I’ve mentioned this before: a multi-$million jury verdict in a case may get media coverage and may make the plaintiff and his lawyers jump up and down.
Don’t jump too high. Because often huge jury verdicts are appealed by the defendants. And here’s an exemplary story of one of those verdicts from the Daily News:
Judges zap 2M verdict
A Bronx jury’s decision to give an epileptic man $2 million after police zapped him with a stun gun in 2006 was tossed Thursday by a panel of judges in the Manhattan Appellate Division.
Carlos Pacheco said an NYPD sergeant used excessive force and injured him with the stun gun, which was used to subdue him so he could be transported by ambulance to a hospital.
The judges said there was ample evidence that police acted reasonably because Pacheco was thrashing around wildly after experiencing a seizure.
Cops said he broke a dresser with his kicks, bit an officer who handcuffed him, and was extremely violent and agitated until the stun gun subdued him.
The jury verdict came in April 2011. Now, two years later, the Appellate Division dismissed the complaint completely. No money, no re-trial.

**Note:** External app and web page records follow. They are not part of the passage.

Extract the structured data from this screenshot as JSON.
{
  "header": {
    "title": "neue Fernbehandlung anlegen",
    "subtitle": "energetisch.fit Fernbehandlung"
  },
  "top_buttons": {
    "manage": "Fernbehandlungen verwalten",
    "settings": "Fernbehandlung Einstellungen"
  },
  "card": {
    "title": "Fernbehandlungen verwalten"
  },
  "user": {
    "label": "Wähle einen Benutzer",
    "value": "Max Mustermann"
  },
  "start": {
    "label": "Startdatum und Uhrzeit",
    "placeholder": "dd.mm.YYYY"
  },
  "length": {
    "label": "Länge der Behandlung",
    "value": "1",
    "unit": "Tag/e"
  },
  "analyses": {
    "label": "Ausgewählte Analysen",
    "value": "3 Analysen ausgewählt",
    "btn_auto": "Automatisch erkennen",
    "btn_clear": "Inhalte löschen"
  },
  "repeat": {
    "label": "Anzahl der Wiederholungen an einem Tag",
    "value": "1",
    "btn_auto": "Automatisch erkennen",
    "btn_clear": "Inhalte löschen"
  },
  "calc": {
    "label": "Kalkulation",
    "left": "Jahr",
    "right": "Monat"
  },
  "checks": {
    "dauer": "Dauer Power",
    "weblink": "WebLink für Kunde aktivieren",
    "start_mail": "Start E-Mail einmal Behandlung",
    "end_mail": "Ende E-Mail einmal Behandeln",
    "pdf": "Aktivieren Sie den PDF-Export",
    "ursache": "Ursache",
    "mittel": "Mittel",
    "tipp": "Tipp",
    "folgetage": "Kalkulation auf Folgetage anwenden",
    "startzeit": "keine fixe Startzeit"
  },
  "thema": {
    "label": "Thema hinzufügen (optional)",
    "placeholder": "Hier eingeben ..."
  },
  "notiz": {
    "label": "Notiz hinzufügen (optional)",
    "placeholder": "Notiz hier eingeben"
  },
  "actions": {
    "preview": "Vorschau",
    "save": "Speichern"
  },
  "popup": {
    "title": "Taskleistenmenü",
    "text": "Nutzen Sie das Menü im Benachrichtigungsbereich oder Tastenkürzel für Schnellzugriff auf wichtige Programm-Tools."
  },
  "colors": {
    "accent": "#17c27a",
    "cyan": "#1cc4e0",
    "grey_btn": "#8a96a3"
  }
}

This is why lawyers lean toward settling cases. If you don’t, you could emerge with nothing.